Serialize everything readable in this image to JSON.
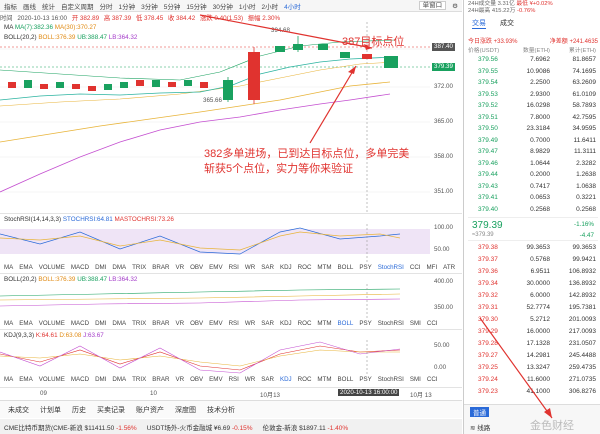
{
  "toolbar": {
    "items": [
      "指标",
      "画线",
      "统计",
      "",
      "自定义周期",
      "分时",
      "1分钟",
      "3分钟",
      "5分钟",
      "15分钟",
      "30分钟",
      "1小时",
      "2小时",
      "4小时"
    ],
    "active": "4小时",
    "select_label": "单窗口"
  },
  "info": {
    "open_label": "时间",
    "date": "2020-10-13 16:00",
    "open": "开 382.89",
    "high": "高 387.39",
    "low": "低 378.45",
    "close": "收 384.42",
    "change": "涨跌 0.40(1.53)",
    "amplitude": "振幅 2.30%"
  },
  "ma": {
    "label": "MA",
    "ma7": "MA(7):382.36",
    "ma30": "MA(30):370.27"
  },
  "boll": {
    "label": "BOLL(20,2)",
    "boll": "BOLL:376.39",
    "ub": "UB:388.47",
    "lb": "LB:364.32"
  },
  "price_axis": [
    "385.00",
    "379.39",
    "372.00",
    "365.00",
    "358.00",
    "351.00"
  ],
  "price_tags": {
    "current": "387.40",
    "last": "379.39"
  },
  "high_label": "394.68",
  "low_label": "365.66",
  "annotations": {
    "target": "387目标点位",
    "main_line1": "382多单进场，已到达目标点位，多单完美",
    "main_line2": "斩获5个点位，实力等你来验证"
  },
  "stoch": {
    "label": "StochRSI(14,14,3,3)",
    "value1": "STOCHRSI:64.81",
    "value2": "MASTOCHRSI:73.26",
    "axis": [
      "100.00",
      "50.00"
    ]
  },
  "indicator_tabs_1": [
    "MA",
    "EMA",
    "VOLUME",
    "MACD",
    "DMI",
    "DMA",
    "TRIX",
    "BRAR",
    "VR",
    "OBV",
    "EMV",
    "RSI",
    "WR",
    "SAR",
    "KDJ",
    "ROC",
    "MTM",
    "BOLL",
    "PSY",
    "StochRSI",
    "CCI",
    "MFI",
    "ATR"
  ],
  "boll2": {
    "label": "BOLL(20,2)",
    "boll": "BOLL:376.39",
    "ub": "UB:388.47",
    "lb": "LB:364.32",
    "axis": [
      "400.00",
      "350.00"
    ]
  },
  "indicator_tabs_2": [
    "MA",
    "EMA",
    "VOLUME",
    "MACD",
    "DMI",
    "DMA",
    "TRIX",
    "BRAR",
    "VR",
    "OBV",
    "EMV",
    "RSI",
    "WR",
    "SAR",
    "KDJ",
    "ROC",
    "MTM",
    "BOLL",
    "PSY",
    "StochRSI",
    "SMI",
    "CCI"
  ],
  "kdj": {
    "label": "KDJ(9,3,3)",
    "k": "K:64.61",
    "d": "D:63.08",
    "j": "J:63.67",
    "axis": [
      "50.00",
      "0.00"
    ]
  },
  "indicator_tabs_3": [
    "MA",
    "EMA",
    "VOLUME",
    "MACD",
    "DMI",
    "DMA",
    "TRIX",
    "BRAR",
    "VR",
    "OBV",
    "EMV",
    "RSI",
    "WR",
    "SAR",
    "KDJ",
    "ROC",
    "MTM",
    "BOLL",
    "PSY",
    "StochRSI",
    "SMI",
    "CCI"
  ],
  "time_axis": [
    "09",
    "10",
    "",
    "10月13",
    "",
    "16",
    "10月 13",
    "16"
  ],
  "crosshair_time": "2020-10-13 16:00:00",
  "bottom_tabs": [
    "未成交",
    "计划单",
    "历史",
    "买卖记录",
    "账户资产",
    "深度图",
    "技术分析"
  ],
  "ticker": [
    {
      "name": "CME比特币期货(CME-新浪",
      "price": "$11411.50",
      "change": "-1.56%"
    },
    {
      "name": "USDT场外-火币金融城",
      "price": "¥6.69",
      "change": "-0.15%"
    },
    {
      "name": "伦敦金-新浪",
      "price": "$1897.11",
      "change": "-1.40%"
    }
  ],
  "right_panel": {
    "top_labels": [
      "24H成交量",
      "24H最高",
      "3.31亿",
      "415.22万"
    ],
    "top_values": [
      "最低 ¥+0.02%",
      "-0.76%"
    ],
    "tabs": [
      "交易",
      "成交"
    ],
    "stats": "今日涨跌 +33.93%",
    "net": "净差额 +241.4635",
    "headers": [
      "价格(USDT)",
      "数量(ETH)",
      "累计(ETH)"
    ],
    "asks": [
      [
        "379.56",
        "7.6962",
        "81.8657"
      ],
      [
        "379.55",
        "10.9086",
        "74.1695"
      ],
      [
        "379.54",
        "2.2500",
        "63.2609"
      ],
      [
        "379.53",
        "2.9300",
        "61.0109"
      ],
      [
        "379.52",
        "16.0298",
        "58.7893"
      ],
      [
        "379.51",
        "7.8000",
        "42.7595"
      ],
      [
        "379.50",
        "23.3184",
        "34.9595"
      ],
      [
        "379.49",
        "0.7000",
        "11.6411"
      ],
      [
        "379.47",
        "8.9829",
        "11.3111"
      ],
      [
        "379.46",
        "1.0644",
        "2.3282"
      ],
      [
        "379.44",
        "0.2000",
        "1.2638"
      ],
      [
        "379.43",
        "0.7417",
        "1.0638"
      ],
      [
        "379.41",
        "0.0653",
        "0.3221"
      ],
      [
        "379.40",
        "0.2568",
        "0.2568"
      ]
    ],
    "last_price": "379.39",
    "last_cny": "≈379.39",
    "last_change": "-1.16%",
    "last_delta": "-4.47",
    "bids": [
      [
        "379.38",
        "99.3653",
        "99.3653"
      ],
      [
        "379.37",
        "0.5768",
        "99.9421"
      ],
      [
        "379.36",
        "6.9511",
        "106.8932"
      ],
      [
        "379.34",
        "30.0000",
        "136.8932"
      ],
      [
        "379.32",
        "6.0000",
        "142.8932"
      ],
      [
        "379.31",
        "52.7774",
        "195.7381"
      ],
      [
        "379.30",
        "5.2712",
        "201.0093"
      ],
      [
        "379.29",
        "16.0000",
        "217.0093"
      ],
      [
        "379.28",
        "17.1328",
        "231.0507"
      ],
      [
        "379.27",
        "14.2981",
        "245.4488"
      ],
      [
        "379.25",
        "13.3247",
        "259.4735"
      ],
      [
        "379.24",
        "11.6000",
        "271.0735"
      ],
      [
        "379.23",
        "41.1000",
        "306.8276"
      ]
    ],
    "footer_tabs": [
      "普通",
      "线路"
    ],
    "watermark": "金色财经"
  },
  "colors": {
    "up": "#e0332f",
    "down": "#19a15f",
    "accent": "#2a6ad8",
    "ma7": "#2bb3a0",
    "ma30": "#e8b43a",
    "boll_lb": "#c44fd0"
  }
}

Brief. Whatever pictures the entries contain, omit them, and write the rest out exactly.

Your response.
Serialize everything readable in this image to JSON.
{
  "toolbar": {
    "items": [
      "指标",
      "画线",
      "统计",
      "",
      "自定义周期",
      "分时",
      "1分钟",
      "3分钟",
      "5分钟",
      "15分钟",
      "30分钟",
      "1小时",
      "2小时",
      "4小时"
    ],
    "active": "4小时",
    "select_label": "单窗口"
  },
  "info": {
    "open_label": "时间",
    "date": "2020-10-13 16:00",
    "open": "开 382.89",
    "high": "高 387.39",
    "low": "低 378.45",
    "close": "收 384.42",
    "change": "涨跌 0.40(1.53)",
    "amplitude": "振幅 2.30%"
  },
  "ma": {
    "label": "MA",
    "ma7": "MA(7):382.36",
    "ma30": "MA(30):370.27"
  },
  "boll": {
    "label": "BOLL(20,2)",
    "boll": "BOLL:376.39",
    "ub": "UB:388.47",
    "lb": "LB:364.32"
  },
  "price_axis": [
    "385.00",
    "379.39",
    "372.00",
    "365.00",
    "358.00",
    "351.00"
  ],
  "price_tags": {
    "current": "387.40",
    "last": "379.39"
  },
  "high_label": "394.68",
  "low_label": "365.66",
  "annotations": {
    "target": "387目标点位",
    "main_line1": "382多单进场，已到达目标点位，多单完美",
    "main_line2": "斩获5个点位，实力等你来验证"
  },
  "stoch": {
    "label": "StochRSI(14,14,3,3)",
    "value1": "STOCHRSI:64.81",
    "value2": "MASTOCHRSI:73.26",
    "axis": [
      "100.00",
      "50.00"
    ]
  },
  "indicator_tabs_1": [
    "MA",
    "EMA",
    "VOLUME",
    "MACD",
    "DMI",
    "DMA",
    "TRIX",
    "BRAR",
    "VR",
    "OBV",
    "EMV",
    "RSI",
    "WR",
    "SAR",
    "KDJ",
    "ROC",
    "MTM",
    "BOLL",
    "PSY",
    "StochRSI",
    "CCI",
    "MFI",
    "ATR"
  ],
  "boll2": {
    "label": "BOLL(20,2)",
    "boll": "BOLL:376.39",
    "ub": "UB:388.47",
    "lb": "LB:364.32",
    "axis": [
      "400.00",
      "350.00"
    ]
  },
  "indicator_tabs_2": [
    "MA",
    "EMA",
    "VOLUME",
    "MACD",
    "DMI",
    "DMA",
    "TRIX",
    "BRAR",
    "VR",
    "OBV",
    "EMV",
    "RSI",
    "WR",
    "SAR",
    "KDJ",
    "ROC",
    "MTM",
    "BOLL",
    "PSY",
    "StochRSI",
    "SMI",
    "CCI"
  ],
  "kdj": {
    "label": "KDJ(9,3,3)",
    "k": "K:64.61",
    "d": "D:63.08",
    "j": "J:63.67",
    "axis": [
      "50.00",
      "0.00"
    ]
  },
  "indicator_tabs_3": [
    "MA",
    "EMA",
    "VOLUME",
    "MACD",
    "DMI",
    "DMA",
    "TRIX",
    "BRAR",
    "VR",
    "OBV",
    "EMV",
    "RSI",
    "WR",
    "SAR",
    "KDJ",
    "ROC",
    "MTM",
    "BOLL",
    "PSY",
    "StochRSI",
    "SMI",
    "CCI"
  ],
  "time_axis": [
    "09",
    "10",
    "",
    "10月13",
    "",
    "16",
    "10月 13",
    "16"
  ],
  "crosshair_time": "2020-10-13 16:00:00",
  "bottom_tabs": [
    "未成交",
    "计划单",
    "历史",
    "买卖记录",
    "账户资产",
    "深度图",
    "技术分析"
  ],
  "ticker": [
    {
      "name": "CME比特币期货(CME-新浪",
      "price": "$11411.50",
      "change": "-1.56%"
    },
    {
      "name": "USDT场外-火币金融城",
      "price": "¥6.69",
      "change": "-0.15%"
    },
    {
      "name": "伦敦金-新浪",
      "price": "$1897.11",
      "change": "-1.40%"
    }
  ],
  "right_panel": {
    "top_labels": [
      "24H成交量",
      "24H最高",
      "3.31亿",
      "415.22万"
    ],
    "top_values": [
      "最低 ¥+0.02%",
      "-0.76%"
    ],
    "tabs": [
      "交易",
      "成交"
    ],
    "stats": "今日涨跌 +33.93%",
    "net": "净差额 +241.4635",
    "headers": [
      "价格(USDT)",
      "数量(ETH)",
      "累计(ETH)"
    ],
    "asks": [
      [
        "379.56",
        "7.6962",
        "81.8657"
      ],
      [
        "379.55",
        "10.9086",
        "74.1695"
      ],
      [
        "379.54",
        "2.2500",
        "63.2609"
      ],
      [
        "379.53",
        "2.9300",
        "61.0109"
      ],
      [
        "379.52",
        "16.0298",
        "58.7893"
      ],
      [
        "379.51",
        "7.8000",
        "42.7595"
      ],
      [
        "379.50",
        "23.3184",
        "34.9595"
      ],
      [
        "379.49",
        "0.7000",
        "11.6411"
      ],
      [
        "379.47",
        "8.9829",
        "11.3111"
      ],
      [
        "379.46",
        "1.0644",
        "2.3282"
      ],
      [
        "379.44",
        "0.2000",
        "1.2638"
      ],
      [
        "379.43",
        "0.7417",
        "1.0638"
      ],
      [
        "379.41",
        "0.0653",
        "0.3221"
      ],
      [
        "379.40",
        "0.2568",
        "0.2568"
      ]
    ],
    "last_price": "379.39",
    "last_cny": "≈379.39",
    "last_change": "-1.16%",
    "last_delta": "-4.47",
    "bids": [
      [
        "379.38",
        "99.3653",
        "99.3653"
      ],
      [
        "379.37",
        "0.5768",
        "99.9421"
      ],
      [
        "379.36",
        "6.9511",
        "106.8932"
      ],
      [
        "379.34",
        "30.0000",
        "136.8932"
      ],
      [
        "379.32",
        "6.0000",
        "142.8932"
      ],
      [
        "379.31",
        "52.7774",
        "195.7381"
      ],
      [
        "379.30",
        "5.2712",
        "201.0093"
      ],
      [
        "379.29",
        "16.0000",
        "217.0093"
      ],
      [
        "379.28",
        "17.1328",
        "231.0507"
      ],
      [
        "379.27",
        "14.2981",
        "245.4488"
      ],
      [
        "379.25",
        "13.3247",
        "259.4735"
      ],
      [
        "379.24",
        "11.6000",
        "271.0735"
      ],
      [
        "379.23",
        "41.1000",
        "306.8276"
      ]
    ],
    "footer_tabs": [
      "普通",
      "线路"
    ],
    "watermark": "金色财经"
  },
  "colors": {
    "up": "#e0332f",
    "down": "#19a15f",
    "accent": "#2a6ad8",
    "ma7": "#2bb3a0",
    "ma30": "#e8b43a",
    "boll_lb": "#c44fd0"
  }
}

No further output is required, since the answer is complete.